Victor Views on Registering for Classes

Laptop screen glows with Atlas schedule builder; hand is poised on left above backlit keyboard.

Registering for Classes

For class selection, LSA course guide and Atlas (free to U-M students) are the two most useful resources, in browsing for classes. The LSA course guide lists U-M courses with details like class number, location, credits, descriptions, and professors. Atlas provides realistic statistics from previous students regarding workload, content, and professor preparedness. Additionally, Atlas offers a scheduling function, allowing easy comparison of multiple semester schedules. This feature has proven most useful in my experience. The PTD (progress to degree)planner/audit checklist on the LSA CG is super helpful. (It's on the right side of the screen, under "Stay on Track.") Also, I think flexibility in choosing is key—there are some "100% requirement" courses, but there is also a fair amount of latitude to take something totally new.
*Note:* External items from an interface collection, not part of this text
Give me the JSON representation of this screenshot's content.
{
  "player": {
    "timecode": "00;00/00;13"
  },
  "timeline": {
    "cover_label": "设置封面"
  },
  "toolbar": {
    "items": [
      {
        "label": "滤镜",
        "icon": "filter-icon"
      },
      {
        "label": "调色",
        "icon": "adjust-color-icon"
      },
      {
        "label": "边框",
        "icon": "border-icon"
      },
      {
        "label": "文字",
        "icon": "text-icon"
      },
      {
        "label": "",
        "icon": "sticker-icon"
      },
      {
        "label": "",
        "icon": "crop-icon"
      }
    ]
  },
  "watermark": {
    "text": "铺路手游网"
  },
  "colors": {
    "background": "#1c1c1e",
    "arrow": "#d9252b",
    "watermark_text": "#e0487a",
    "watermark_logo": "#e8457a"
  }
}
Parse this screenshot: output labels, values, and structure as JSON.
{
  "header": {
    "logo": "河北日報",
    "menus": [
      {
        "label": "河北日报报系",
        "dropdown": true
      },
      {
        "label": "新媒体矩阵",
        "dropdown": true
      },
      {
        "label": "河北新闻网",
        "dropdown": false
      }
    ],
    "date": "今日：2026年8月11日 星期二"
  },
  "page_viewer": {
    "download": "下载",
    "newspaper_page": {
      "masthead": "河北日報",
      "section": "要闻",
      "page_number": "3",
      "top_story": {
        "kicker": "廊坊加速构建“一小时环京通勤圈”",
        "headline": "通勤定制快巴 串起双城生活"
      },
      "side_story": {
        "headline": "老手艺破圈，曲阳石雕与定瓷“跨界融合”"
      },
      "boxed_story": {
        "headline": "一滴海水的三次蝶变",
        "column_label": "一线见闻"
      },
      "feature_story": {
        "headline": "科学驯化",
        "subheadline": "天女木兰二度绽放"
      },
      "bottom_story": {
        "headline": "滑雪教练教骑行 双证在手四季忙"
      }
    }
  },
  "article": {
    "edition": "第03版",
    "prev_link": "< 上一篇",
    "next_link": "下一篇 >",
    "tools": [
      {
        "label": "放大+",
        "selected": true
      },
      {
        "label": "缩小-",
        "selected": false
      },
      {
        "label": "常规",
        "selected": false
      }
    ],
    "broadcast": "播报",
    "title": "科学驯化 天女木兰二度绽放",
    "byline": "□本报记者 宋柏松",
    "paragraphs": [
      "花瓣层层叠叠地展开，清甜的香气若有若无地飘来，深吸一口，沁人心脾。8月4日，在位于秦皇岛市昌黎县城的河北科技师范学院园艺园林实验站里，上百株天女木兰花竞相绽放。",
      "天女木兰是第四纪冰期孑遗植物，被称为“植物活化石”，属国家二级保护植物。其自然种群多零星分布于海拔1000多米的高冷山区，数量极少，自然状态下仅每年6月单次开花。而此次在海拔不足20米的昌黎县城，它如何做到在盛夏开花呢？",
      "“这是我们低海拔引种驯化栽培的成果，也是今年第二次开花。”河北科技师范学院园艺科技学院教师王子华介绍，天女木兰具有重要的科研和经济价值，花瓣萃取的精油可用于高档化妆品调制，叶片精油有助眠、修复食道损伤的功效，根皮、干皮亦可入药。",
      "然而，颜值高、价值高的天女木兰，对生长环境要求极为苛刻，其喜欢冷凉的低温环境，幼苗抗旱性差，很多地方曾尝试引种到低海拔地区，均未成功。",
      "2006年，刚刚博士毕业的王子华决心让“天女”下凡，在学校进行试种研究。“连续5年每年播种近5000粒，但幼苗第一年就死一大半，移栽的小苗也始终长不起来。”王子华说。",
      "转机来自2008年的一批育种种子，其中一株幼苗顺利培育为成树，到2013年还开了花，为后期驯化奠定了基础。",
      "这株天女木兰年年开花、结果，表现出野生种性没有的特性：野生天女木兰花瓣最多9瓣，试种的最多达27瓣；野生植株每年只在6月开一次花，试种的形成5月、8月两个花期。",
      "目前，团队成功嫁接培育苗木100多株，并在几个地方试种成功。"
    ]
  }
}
I’ve heard seniors say they wished they’d had time to take this or that elective, out of intellectual interest.

Alternatively, if you are not in LSA, you can directly ask your academic advisors for major requirements and see which classes are offered each semester. Colleges like Ross, CoE, Taubman, and SMTD provide website descriptions of specific courses that are required. After the site is updated for the coming term or you have received your course list from your academic advisors, I recommend looking through Atlas for statistics that will help you make decisions. 

Plan to have back-ups; it's not unusual to find a class full or waitlisted. If your class is waitlisted, consider contacting the instuctor, the department, or attending the first class without enrollment. People drop/add during the early part of the term and this show of interest may help you get permission to enroll.

Embarking on the journey of selecting classes can be both exhilarating and daunting. While the process may have its challenges, especially with classes filling up quickly, it is a fun experience browsing for courses of your interest!  Remember to prioritize your graduation requirements while also making room for classes that genuinely spark your interest. One of our graduate ResNavs suggests planning out all four years or whatever amount of time you have left, highlighting required courses and classes necessary for your distribution. You can move these around, from terrm to term, to track your overall progress. With careful planning and the right resources at your disposal, you'll be well-equipped to craft a fulfilling academic journey at U-M.